Task to complete >> Start to finish, return the listing exactly as written.

Dataset content >>
++++++++++
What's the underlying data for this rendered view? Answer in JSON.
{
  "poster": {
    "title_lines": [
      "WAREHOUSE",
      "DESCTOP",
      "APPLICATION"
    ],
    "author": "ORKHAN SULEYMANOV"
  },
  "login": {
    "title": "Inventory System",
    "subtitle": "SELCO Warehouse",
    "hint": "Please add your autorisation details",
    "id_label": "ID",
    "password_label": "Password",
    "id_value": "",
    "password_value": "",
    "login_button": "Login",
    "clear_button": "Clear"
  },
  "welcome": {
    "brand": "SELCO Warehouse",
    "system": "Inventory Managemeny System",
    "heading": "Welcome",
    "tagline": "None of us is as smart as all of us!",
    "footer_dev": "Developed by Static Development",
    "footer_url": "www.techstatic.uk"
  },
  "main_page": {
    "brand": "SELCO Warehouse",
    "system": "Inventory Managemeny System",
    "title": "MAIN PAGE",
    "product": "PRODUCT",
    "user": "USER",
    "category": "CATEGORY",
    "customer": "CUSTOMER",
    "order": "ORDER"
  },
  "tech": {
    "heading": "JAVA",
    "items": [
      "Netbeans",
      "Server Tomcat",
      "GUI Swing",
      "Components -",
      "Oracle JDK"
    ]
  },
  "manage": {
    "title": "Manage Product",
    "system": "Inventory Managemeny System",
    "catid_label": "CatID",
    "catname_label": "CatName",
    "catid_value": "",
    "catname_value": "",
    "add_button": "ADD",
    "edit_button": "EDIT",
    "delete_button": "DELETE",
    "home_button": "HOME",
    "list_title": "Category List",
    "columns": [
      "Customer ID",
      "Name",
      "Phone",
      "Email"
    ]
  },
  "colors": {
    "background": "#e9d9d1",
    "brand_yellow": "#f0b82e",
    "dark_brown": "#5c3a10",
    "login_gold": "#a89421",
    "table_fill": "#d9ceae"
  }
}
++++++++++
Written answer >>
What's the underlying data for this rendered view? Answer in JSON.
{
  "poster": {
    "title_lines": [
      "WAREHOUSE",
      "DESCTOP",
      "APPLICATION"
    ],
    "author": "ORKHAN SULEYMANOV"
  },
  "login": {
    "title": "Inventory System",
    "subtitle": "SELCO Warehouse",
    "hint": "Please add your autorisation details",
    "id_label": "ID",
    "password_label": "Password",
    "id_value": "",
    "password_value": "",
    "login_button": "Login",
    "clear_button": "Clear"
  },
  "welcome": {
    "brand": "SELCO Warehouse",
    "system": "Inventory Managemeny System",
    "heading": "Welcome",
    "tagline": "None of us is as smart as all of us!",
    "footer_dev": "Developed by Static Development",
    "footer_url": "www.techstatic.uk"
  },
  "main_page": {
    "brand": "SELCO Warehouse",
    "system": "Inventory Managemeny System",
    "title": "MAIN PAGE",
    "product": "PRODUCT",
    "user": "USER",
    "category": "CATEGORY",
    "customer": "CUSTOMER",
    "order": "ORDER"
  },
  "tech": {
    "heading": "JAVA",
    "items": [
      "Netbeans",
      "Server Tomcat",
      "GUI Swing",
      "Components -",
      "Oracle JDK"
    ]
  },
  "manage": {
    "title": "Manage Product",
    "system": "Inventory Managemeny System",
    "catid_label": "CatID",
    "catname_label": "CatName",
    "catid_value": "",
    "catname_value": "",
    "add_button": "ADD",
    "edit_button": "EDIT",
    "delete_button": "DELETE",
    "home_button": "HOME",
    "list_title": "Category List",
    "columns": [
      "Customer ID",
      "Name",
      "Phone",
      "Email"
    ]
  },
  "colors": {
    "background": "#e9d9d1",
    "brand_yellow": "#f0b82e",
    "dark_brown": "#5c3a10",
    "login_gold": "#a89421",
    "table_fill": "#d9ceae"
  }
}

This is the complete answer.